### Exercise description
Restate the entries below exactly. Images are not part of the copy.
== Exercise data ==
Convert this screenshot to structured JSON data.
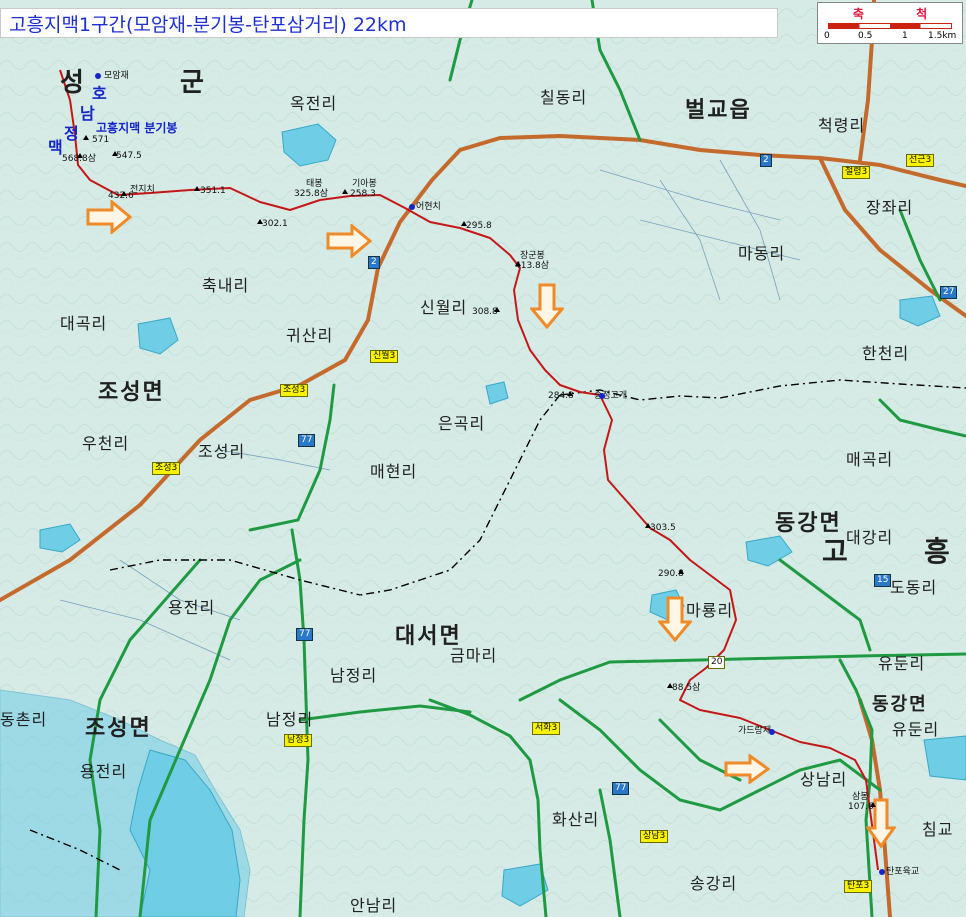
{
  "title": "고흥지맥1구간(모암재-분기봉-탄포삼거리) 22km",
  "scale": {
    "label": "축 척",
    "ticks": [
      "0",
      "0.5",
      "1",
      "1.5km"
    ]
  },
  "route_label": "고흥지맥 분기봉",
  "regions_big": {
    "beolgyo": "벌교읍",
    "joseong_n": "조성면",
    "daeseo": "대서면",
    "donggang": "동강면",
    "joseong_s": "조성면",
    "goheung_a": "고",
    "goheung_b": "흥",
    "boseong_a": "성",
    "boseong_b": "군"
  },
  "villages": {
    "okjeon": "옥전리",
    "childong": "칠동리",
    "cheokryeong": "척령리",
    "jangjwa": "장좌리",
    "madong": "마동리",
    "hancheon": "한천리",
    "chungnae": "축내리",
    "daegok": "대곡리",
    "gwisan": "귀산리",
    "sinwol": "신월리",
    "ucheon": "우천리",
    "joseong": "조성리",
    "eungok": "은곡리",
    "maehyeon": "매현리",
    "maegok": "매곡리",
    "daegang": "대강리",
    "dodong": "도동리",
    "yongjeon": "용전리",
    "maryong": "마룡리",
    "geummari": "금마리",
    "namjeong_a": "남정리",
    "namjeong_b": "남정리",
    "yudun": "유둔리",
    "yudun2": "유둔리",
    "dongchon": "동촌리",
    "yongjeon2": "용전리",
    "sangnam": "상남리",
    "hwasan": "화산리",
    "songgang": "송강리",
    "chimgyo": "침교",
    "annam": "안남리",
    "ho": "호",
    "nam": "남",
    "jeong": "정",
    "maek": "맥"
  },
  "peaks": {
    "p571": "571",
    "p5688": "568.8삼",
    "p5475": "547.5",
    "p4326": "432.6",
    "jeonjeonchi": "전지치",
    "p3611": "351.1",
    "p3021": "302.1",
    "p3258": "325.8삼",
    "taebong": "태봉",
    "giabong": "기아봉",
    "p2583": "258.3",
    "dolmochi": "어현치",
    "p2958": "295.8",
    "janggunbong": "장군봉",
    "p4138": "413.8삼",
    "p3088": "308.8",
    "p2848": "284.8",
    "songjeong": "송정고개",
    "p3035": "303.5",
    "p2908": "290.8",
    "p885": "88.5삼",
    "gadeuryeong": "가드랑재",
    "sangbong": "삼봉",
    "p1076": "107.6",
    "tanpo": "탄포육교",
    "moamjae": "모암재"
  },
  "road_signs": {
    "r2a": "2",
    "r2b": "2",
    "r77a": "77",
    "r77b": "77",
    "r77c": "77",
    "r15": "15",
    "r27": "27",
    "r20": "20",
    "s3a": "신월3",
    "s3b": "조성3",
    "s3c": "조성3",
    "s3d": "남정3",
    "s3e": "서화3",
    "s3f": "상남3",
    "s3g": "탄포3",
    "s3h": "선근3",
    "s3i": "철령3"
  },
  "route_color": "#c41818",
  "road_color": "#c46a2c",
  "road_green": "#1f9a42",
  "arrow_color": "#f08a28"
}
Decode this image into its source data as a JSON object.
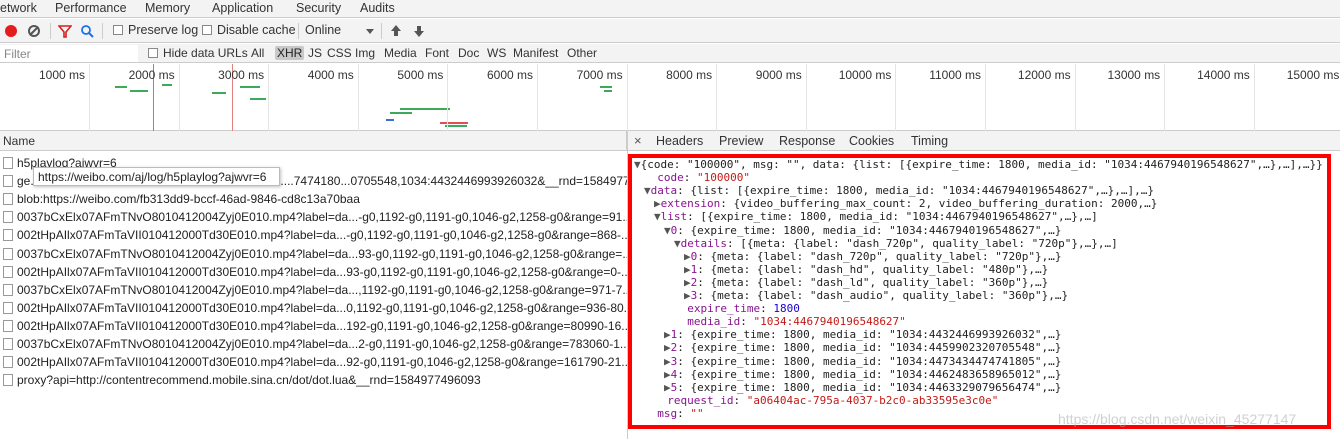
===
### Written answer
Convert this screenshot to structured JSON data.
{
  "title": "고흥지맥1구간(모암재-분기봉-탄포삼거리) 22km",
  "scale": {
    "label": "축 척",
    "ticks": [
      "0",
      "0.5",
      "1",
      "1.5km"
    ]
  },
  "route_label": "고흥지맥 분기봉",
  "regions_big": {
    "beolgyo": "벌교읍",
    "joseong_n": "조성면",
    "daeseo": "대서면",
    "donggang": "동강면",
    "joseong_s": "조성면",
    "goheung_a": "고",
    "goheung_b": "흥",
    "boseong_a": "성",
    "boseong_b": "군"
  },
  "villages": {
    "okjeon": "옥전리",
    "childong": "칠동리",
    "cheokryeong": "척령리",
    "jangjwa": "장좌리",
    "madong": "마동리",
    "hancheon": "한천리",
    "chungnae": "축내리",
    "daegok": "대곡리",
    "gwisan": "귀산리",
    "sinwol": "신월리",
    "ucheon": "우천리",
    "joseong": "조성리",
    "eungok": "은곡리",
    "maehyeon": "매현리",
    "maegok": "매곡리",
    "daegang": "대강리",
    "dodong": "도동리",
    "yongjeon": "용전리",
    "maryong": "마룡리",
    "geummari": "금마리",
    "namjeong_a": "남정리",
    "namjeong_b": "남정리",
    "yudun": "유둔리",
    "yudun2": "유둔리",
    "dongchon": "동촌리",
    "yongjeon2": "용전리",
    "sangnam": "상남리",
    "hwasan": "화산리",
    "songgang": "송강리",
    "chimgyo": "침교",
    "annam": "안남리",
    "ho": "호",
    "nam": "남",
    "jeong": "정",
    "maek": "맥"
  },
  "peaks": {
    "p571": "571",
    "p5688": "568.8삼",
    "p5475": "547.5",
    "p4326": "432.6",
    "jeonjeonchi": "전지치",
    "p3611": "351.1",
    "p3021": "302.1",
    "p3258": "325.8삼",
    "taebong": "태봉",
    "giabong": "기아봉",
    "p2583": "258.3",
    "dolmochi": "어현치",
    "p2958": "295.8",
    "janggunbong": "장군봉",
    "p4138": "413.8삼",
    "p3088": "308.8",
    "p2848": "284.8",
    "songjeong": "송정고개",
    "p3035": "303.5",
    "p2908": "290.8",
    "p885": "88.5삼",
    "gadeuryeong": "가드랑재",
    "sangbong": "삼봉",
    "p1076": "107.6",
    "tanpo": "탄포육교",
    "moamjae": "모암재"
  },
  "road_signs": {
    "r2a": "2",
    "r2b": "2",
    "r77a": "77",
    "r77b": "77",
    "r77c": "77",
    "r15": "15",
    "r27": "27",
    "r20": "20",
    "s3a": "신월3",
    "s3b": "조성3",
    "s3c": "조성3",
    "s3d": "남정3",
    "s3e": "서화3",
    "s3f": "상남3",
    "s3g": "탄포3",
    "s3h": "선근3",
    "s3i": "철령3"
  },
  "route_color": "#c41818",
  "road_color": "#c46a2c",
  "road_green": "#1f9a42",
  "arrow_color": "#f08a28"
}
Decode this image into its source data as a JSON object.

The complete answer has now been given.